What's more, Crutchfield promised Wall Street last summer that he's no longer interested in the kind of expensive acquisitions that weighed down First Union's stock in the past. Assuming Crutchfield keeps his promise and doesn't break the bank, as it were, with any big purchases, Orenbuch predicts First Union could hit $80 within 12 months. Throw in a yield of nearly 2.6%, and you're looking at a total return of almost 30%.

Bank One is another superregional with a below-average valuation. Formed by the merger of Columbus, Ohio-based BancOne with First Chicago NBD in October, it dominates the Midwest, with retail operations in 14 states.

Strong growth in its core markets and over $400 million in cost cuts related to the merger should give Bank One's earnings a 19% pop in 1999, says Orenbuch, and lead to 14% annual growth over the next three to five years.

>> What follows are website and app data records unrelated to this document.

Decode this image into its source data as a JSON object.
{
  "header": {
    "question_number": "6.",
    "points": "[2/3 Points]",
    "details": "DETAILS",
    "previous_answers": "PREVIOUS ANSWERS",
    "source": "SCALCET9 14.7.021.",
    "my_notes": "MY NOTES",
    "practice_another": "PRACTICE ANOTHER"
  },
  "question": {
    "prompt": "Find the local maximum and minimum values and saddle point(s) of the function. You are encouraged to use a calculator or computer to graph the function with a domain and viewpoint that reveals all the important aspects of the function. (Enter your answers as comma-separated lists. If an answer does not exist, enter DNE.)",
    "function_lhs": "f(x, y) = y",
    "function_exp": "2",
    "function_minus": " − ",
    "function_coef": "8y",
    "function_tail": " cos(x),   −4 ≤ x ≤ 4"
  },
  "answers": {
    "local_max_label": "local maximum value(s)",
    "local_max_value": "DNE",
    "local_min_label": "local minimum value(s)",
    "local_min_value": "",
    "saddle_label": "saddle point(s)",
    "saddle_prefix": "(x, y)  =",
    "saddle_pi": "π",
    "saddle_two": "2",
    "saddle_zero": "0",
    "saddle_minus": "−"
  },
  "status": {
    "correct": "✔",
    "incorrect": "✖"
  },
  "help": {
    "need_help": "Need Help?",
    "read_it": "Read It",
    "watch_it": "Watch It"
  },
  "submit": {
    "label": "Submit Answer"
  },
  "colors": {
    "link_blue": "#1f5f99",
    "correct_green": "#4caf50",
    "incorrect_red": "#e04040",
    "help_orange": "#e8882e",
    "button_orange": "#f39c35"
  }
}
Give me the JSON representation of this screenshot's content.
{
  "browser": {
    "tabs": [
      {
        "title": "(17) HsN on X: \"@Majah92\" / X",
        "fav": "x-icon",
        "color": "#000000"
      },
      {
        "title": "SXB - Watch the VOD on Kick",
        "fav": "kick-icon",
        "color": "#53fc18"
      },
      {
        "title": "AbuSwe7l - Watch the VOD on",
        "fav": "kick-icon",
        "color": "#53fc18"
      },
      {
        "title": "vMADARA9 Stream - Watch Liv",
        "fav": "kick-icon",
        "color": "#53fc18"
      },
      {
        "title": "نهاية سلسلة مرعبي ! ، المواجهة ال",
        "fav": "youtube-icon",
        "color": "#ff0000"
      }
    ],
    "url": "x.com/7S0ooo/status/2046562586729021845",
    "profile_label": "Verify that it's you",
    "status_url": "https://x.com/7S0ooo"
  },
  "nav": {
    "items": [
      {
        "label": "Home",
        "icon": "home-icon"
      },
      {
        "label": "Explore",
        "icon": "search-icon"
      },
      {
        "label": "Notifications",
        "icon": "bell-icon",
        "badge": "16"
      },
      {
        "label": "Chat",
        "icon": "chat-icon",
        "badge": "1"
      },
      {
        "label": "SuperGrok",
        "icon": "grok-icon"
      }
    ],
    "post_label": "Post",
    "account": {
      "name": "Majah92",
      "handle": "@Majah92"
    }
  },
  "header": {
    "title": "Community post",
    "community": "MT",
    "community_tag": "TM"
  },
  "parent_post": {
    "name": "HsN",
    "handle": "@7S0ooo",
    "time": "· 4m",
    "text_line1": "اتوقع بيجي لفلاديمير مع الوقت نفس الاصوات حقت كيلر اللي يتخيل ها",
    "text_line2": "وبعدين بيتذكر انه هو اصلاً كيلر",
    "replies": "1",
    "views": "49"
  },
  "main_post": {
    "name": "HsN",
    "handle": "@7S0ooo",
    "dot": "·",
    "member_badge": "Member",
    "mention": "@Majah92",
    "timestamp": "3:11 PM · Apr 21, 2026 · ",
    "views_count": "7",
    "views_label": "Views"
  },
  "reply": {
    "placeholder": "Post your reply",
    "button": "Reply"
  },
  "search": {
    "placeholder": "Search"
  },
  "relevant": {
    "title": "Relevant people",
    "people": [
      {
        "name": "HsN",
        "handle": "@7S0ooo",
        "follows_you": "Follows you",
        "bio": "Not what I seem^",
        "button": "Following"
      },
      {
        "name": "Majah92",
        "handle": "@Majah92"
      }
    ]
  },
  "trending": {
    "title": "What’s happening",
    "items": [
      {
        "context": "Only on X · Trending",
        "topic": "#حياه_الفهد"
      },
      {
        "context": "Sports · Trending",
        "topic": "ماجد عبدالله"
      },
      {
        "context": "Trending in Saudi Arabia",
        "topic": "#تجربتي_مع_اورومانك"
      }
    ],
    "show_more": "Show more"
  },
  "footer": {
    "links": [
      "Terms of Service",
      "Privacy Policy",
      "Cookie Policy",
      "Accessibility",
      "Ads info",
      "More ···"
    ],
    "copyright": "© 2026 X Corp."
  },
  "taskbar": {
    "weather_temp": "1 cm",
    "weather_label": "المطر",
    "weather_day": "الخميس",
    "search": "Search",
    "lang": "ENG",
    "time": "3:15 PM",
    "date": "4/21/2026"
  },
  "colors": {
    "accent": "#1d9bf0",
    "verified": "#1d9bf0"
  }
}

That puts Bank One among the fastest growers in the industry, despite a low 1999 P/E of 13.

That's among the reasons Bank One offers one of the best risk/reward profiles of any major bank stock. "Given the relatively low P/E and the signs that the merger is working," says Orenbuch, "this is a great buying opportunity." He predicts Bank One could hit $70 within 12 months, a gain of 30%.

Wall Street loves Wal-Mart

A couple of years ago, some investors began to wonder whether Wal-Mart could continue to churn out the remarkably steady growth it had become famous for. At one point in early 1996, earnings actually fell.

In the past year, though, Wal-Mart has rebounded. The stock is up 87% in 1998, driven by strong gains from the company's new domestic supercenters as well as from its overseas stores, where 1998 profits are on track to more than double last year's results. "There are other companies that are good at certain segments of retailing," says Don Spindel, an analyst with A.G. Edwards, "but there's no one that does it as well across the board as Wal-Mart. They don't have any weak links." For example, Wal-Mart is quickly becoming a powerhouse in the $400 billion market for groceries. Spindel believes that Wal-Mart's grocery sales could easily double to $80 billion over the next five years.

He predicts 1999 overall sales will top $150 billion and that earnings will continue rising 12% to 15% annually for the next three years. By the end of 1999, he figures, the stock could be trading at around $90, up from $75 now. "It's ingrained in Wal-Mart's culture to constantly go after what customers want," he says. In these uncertain times, that's a good way to provide what investors want too.

Issue date: December 21, 1998

Last changed: March 17, 2000